§ **Work instruction**: Please copy every line of the records below that holds the word "JSON".

[Opening Dataset section]

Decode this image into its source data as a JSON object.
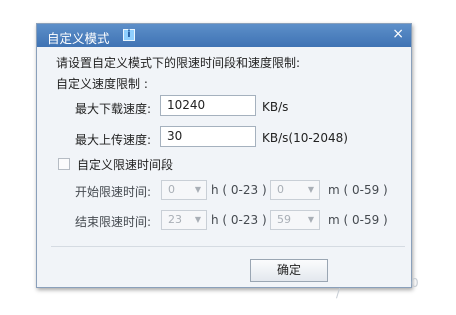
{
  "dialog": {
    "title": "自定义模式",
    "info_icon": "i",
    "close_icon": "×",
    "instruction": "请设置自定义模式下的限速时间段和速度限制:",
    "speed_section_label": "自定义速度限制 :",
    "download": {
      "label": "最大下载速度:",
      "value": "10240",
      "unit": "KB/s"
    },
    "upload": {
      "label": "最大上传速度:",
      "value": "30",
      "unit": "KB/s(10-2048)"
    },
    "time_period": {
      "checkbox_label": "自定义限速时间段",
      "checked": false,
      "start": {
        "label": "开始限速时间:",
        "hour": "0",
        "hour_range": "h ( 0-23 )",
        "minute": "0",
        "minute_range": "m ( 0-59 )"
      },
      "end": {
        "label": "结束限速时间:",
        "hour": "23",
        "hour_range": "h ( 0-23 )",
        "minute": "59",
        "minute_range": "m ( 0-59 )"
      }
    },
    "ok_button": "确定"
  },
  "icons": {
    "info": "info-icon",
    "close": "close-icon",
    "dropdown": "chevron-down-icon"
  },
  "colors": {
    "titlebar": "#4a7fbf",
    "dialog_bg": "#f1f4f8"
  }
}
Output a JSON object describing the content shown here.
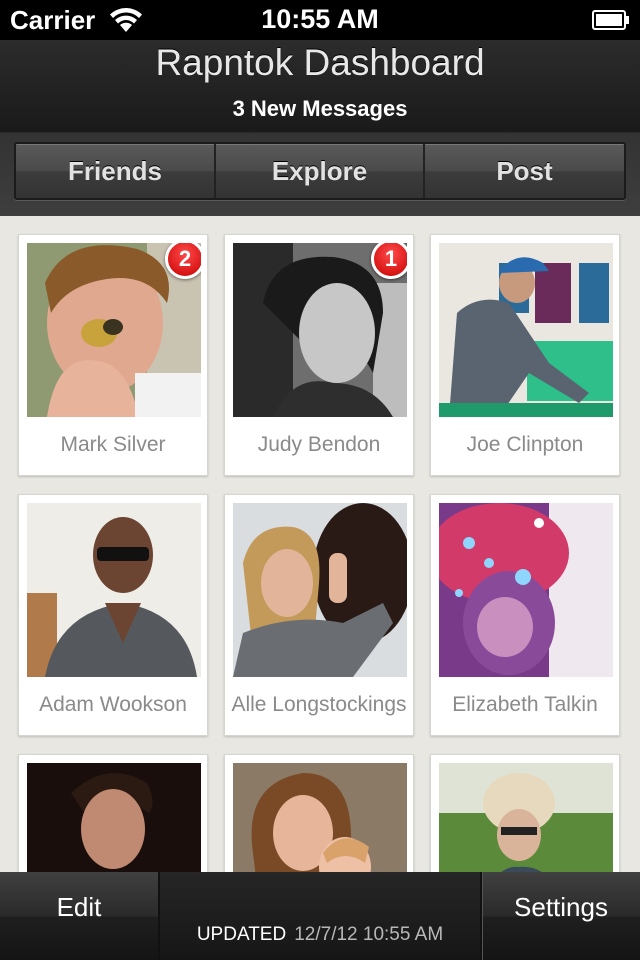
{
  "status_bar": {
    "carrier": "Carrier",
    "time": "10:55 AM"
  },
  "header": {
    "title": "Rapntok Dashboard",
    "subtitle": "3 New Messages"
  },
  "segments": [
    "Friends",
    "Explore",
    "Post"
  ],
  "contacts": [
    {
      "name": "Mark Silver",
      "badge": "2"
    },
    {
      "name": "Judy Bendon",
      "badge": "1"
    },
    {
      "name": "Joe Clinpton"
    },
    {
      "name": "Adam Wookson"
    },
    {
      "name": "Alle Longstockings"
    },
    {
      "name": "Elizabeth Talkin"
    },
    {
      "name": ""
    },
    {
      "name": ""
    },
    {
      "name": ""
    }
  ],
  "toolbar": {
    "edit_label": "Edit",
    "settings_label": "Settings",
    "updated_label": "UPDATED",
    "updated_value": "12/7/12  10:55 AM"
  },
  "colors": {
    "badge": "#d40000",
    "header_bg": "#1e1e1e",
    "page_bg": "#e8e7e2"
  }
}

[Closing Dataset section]

§ **Response to the exercise**:
Decode this image into its source data as a JSON object.
Output a JSON object describing the content shown here.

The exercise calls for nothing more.